Devesh Gupta

Profile: Amitava Mitra: On Two Wheels Mainly

For a major part of his advertising career, Amitava Mitra, CEO, Percept/H has handled two wheeler accounts. He was also the man behind Congress' Bharat Nirman campaign in 2007.

What some people may not know is that Mitra has handled two-wheeler accounts for 27 of his 32-year long career. After handling brands like Bajaj, Yamaha, Hero and LML, the category is quite close to his heart.

Profile: Amitava Mitra: On Two Wheels Mainly
Mitra began his career in the early '80s selling cigarettes before one of his uncles working at a senior position in JWT (then known as HTA) invited him to try advertising. He joined JWT in 1982 and the first six to eight months were spent on wondering if it was the right profession for him. In 1984 he won his first review board prize (an internal award at HTA) and he was convinced. Mitra won in the next two years too. "It changed my life," he says.

Moving on

Mitra moved to Everest Advertising in 1987, the second-largest agency in Delhi then, and got good exposure. He was also made the branch head in 1990, one of the youngest. At Everest, the Pan Parag account taught him about retailing. The brand had just introduced sachets which revolutionised the packaging industry. MM Kothari (the driving force behind Pan Parag) would take him on long walks showing his products being sold at every pan-bidi shop in New Delhi. In 1992, after the Everest-Triton split, he moved to the latter for two years.

On two wheels

In 1994, Lintas wanted him to start their Bajaj division, the second largest account for the agency after Unilever. Mitra rates the Bajaj-Lintas years among his finest. Bajaj was an exciting challenge. "Marketing bikes was completely different. Moreover, Bajaj was the leader in scooters but was just starting off with bikes." Mitra was no stranger to bikes. In Everest, it was LML Vespa and at JWT, he was involved with Yamaha right from the launch. "It was 1984-85, and people didn't know much about bikes. There was only Rajdoot. We studied everything - from seeing how the factory was set up to communication," he recalls. But it was Indian entrepreneurial businesses such as Pan Parag, Sahara, Hero, Bharti and Bajaj that shaped his career.

He had two short stints with IB&W and Pratibha Advertising (the only agencies along with Triton where he did not handle a two-wheeler account) and a short 6-8 month break where he moved to consulting before joining Percept in 2000. Mitra recalls how Harindra Singh, vice-chairman and managing director, Percept asked him to start the Pune operations. Hero is a two-wheeler account he has been handling since 2000 at Percept.

In 2003, Mitra moved to the Delhi office.
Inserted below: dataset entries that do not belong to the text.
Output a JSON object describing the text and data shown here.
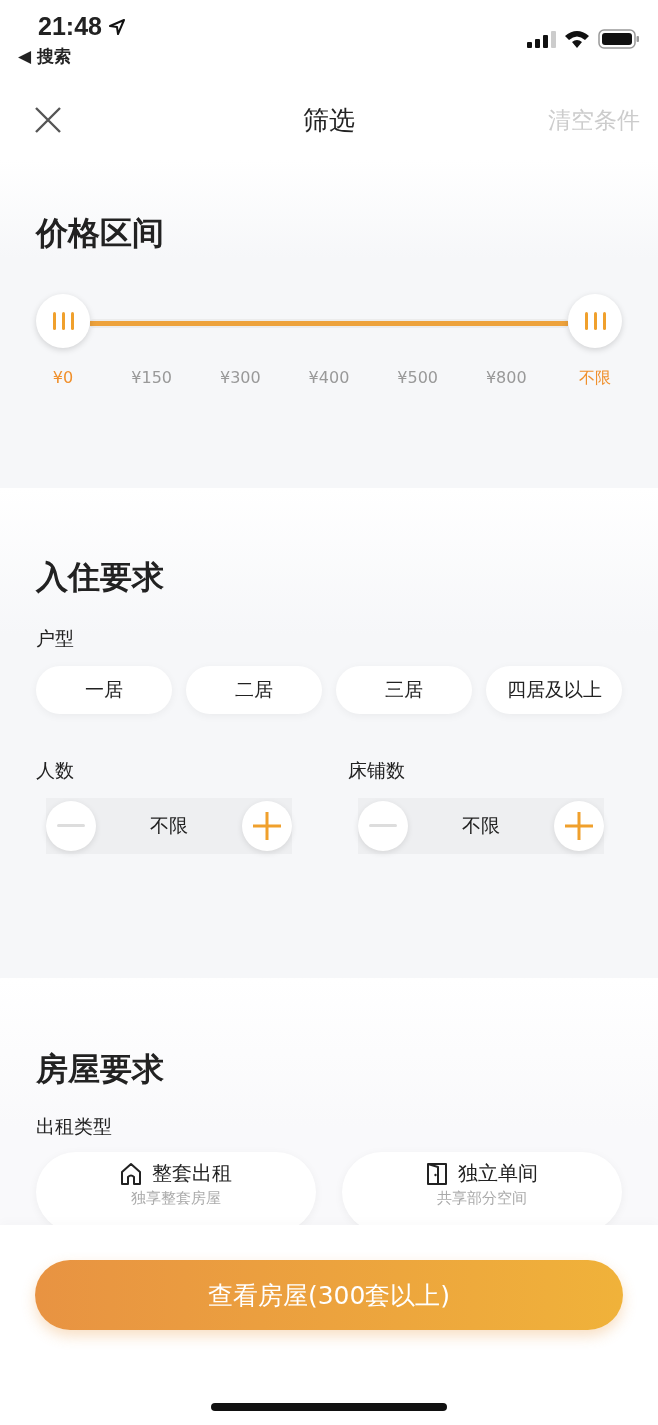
{
  "status_bar": {
    "time": "21:48",
    "back_label": "◀ 搜索"
  },
  "header": {
    "title": "筛选",
    "clear": "清空条件"
  },
  "price": {
    "title": "价格区间",
    "range": {
      "level": 1
    },
    "ticks": [
      {
        "label": "¥0",
        "selected": true
      },
      {
        "label": "¥150",
        "selected": false
      },
      {
        "label": "¥300",
        "selected": false
      },
      {
        "label": "¥400",
        "selected": false
      },
      {
        "label": "¥500",
        "selected": false
      },
      {
        "label": "¥800",
        "selected": false
      },
      {
        "label": "不限",
        "selected": true
      }
    ]
  },
  "occupancy": {
    "title": "入住要求",
    "layout_label": "户型",
    "layouts": [
      {
        "label": "一居",
        "selected": false
      },
      {
        "label": "二居",
        "selected": false
      },
      {
        "label": "三居",
        "selected": false
      },
      {
        "label": "四居及以上",
        "selected": false
      }
    ],
    "steppers": [
      {
        "label": "人数",
        "value": "不限"
      },
      {
        "label": "床铺数",
        "value": "不限"
      }
    ]
  },
  "housing": {
    "title": "房屋要求",
    "rent_label": "出租类型",
    "rent_types": [
      {
        "kind": "house",
        "label": "整套出租",
        "sub": "独享整套房屋",
        "selected": false
      },
      {
        "kind": "door",
        "label": "独立单间",
        "sub": "共享部分空间",
        "selected": false
      }
    ]
  },
  "submit": "查看房屋(300套以上)"
}
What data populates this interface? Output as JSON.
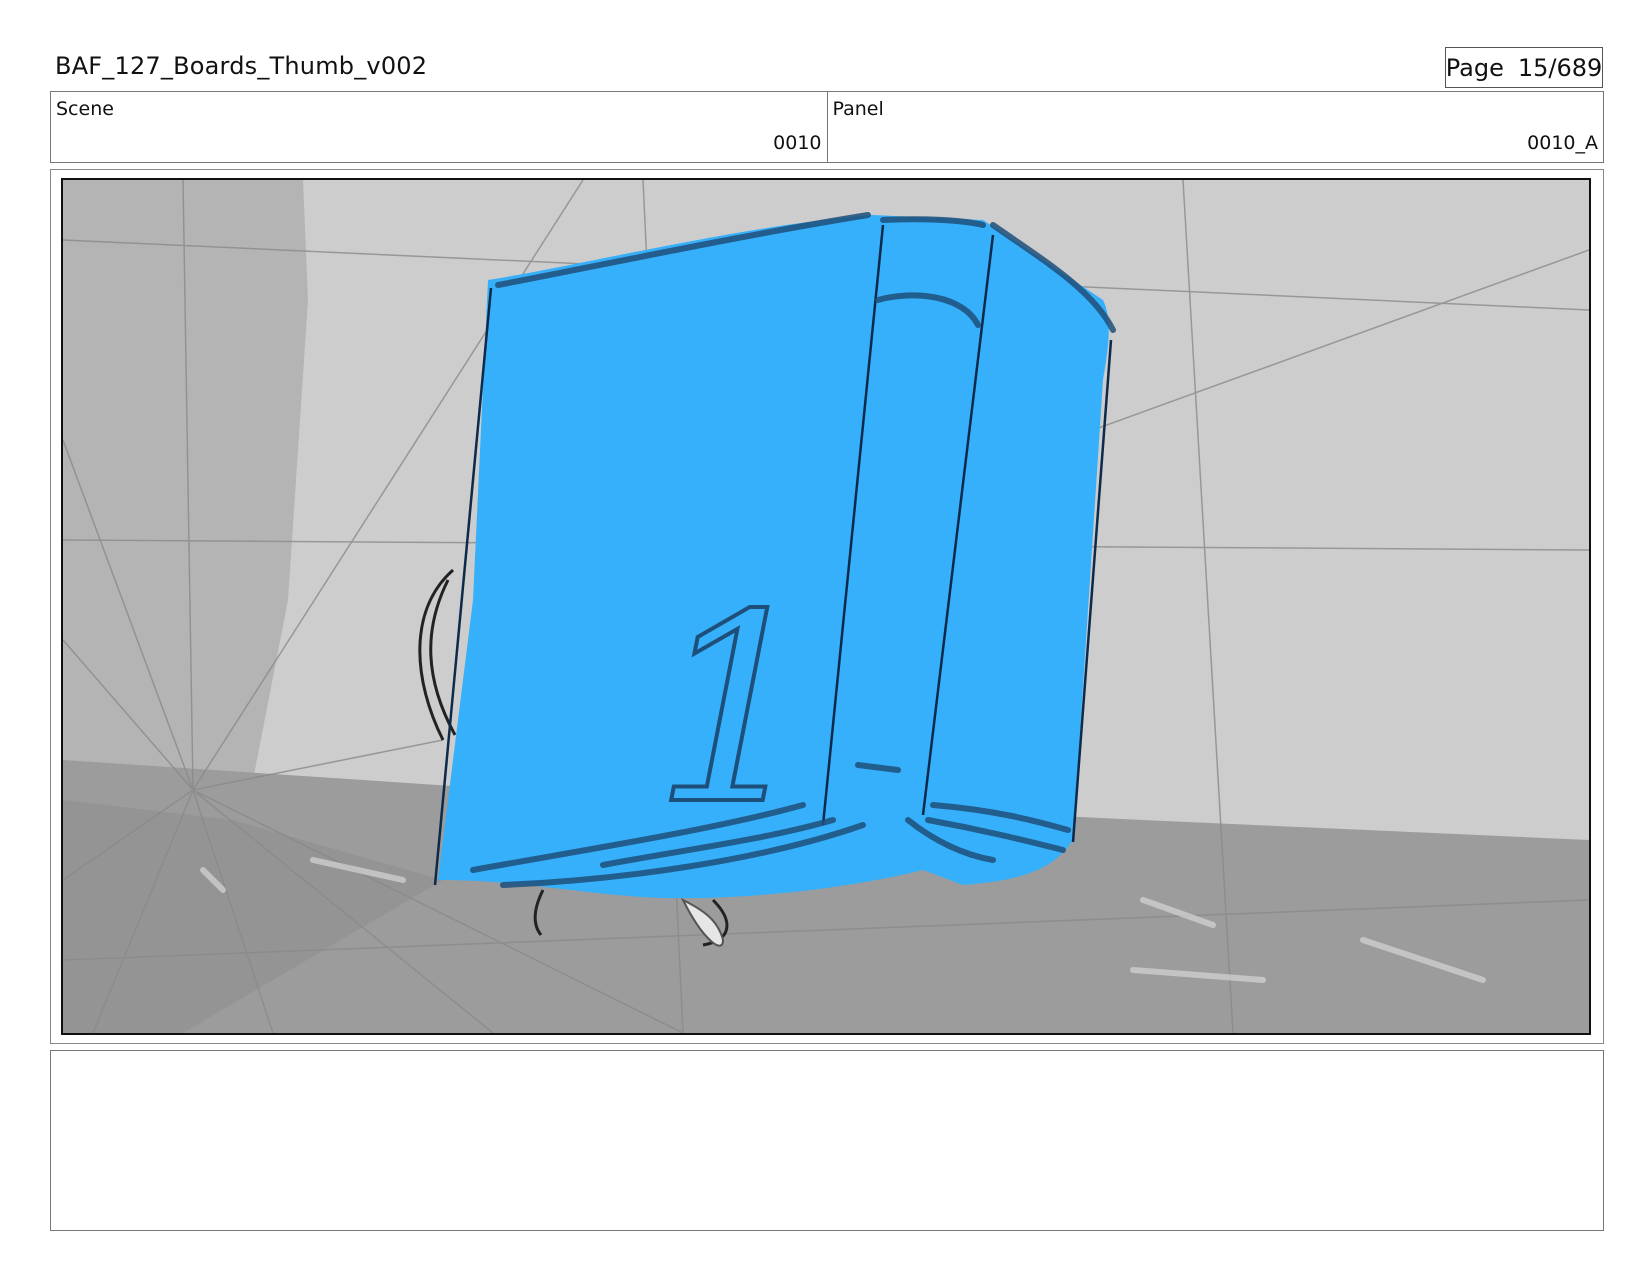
{
  "header": {
    "title": "BAF_127_Boards_Thumb_v002",
    "page_label": "Page",
    "page_value": "15/689"
  },
  "info": {
    "scene_label": "Scene",
    "scene_value": "0010",
    "panel_label": "Panel",
    "panel_value": "0010_A"
  },
  "artwork": {
    "book_color": "#36b0fb",
    "book_number": "1"
  },
  "notes": {
    "text": ""
  }
}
The task was to bring in the right people, accounts and professionalism. In two-three years, the Delhi office became one of the best in the Percept family.


He was promoted as COO, Percept/H in 2013 with a pan-India mandate. His task was to set Percept's Mumbai office right for which he spent a lot of time in the city. Now, as CEO, how does he compare Percept with his other stints? Mitra believes that Lintas and JWT are more structured with good reporting styles. The advantage with Percept is that one can do and plan things differently, as long as one delivers. The advertising scenario in India has changed. "Strategic planning has evolved, since the '90s, and it has become a key product. Every agency has two products - strategic solutions and creative," he says. Mitra also feels that the agency-client relationship was a far stronger one in the earlier days.

He was also the man behind the Bharat Nirman campaign of the UPA 1 government. He points that the task has been extremely challenging and after the campaign started it got bigger and bigger. "We have been making 100 films a month for the campaign till a few months ago. Each communication message had to be delivered to people across India which required cutting across different languages in different states. This was a huge challenge." The campaign started in 2007 and ran till a few months ago and each time the Information and Broadcast minister changed, the brief was altered. The idea was to highlight the government programmes and efforts. Mitra fondly recalls, "When in 2009 the UPA came to power, The Economic Times, a business daily on the very next day mentioned that is the win of the UPA government credited to the effective Bharat Nirman campaign."

And Percept? "It is one of the few agencies which has specialisations - be it events, activations or sports. That is the biggest thing that Percept has given to the industry," he points out.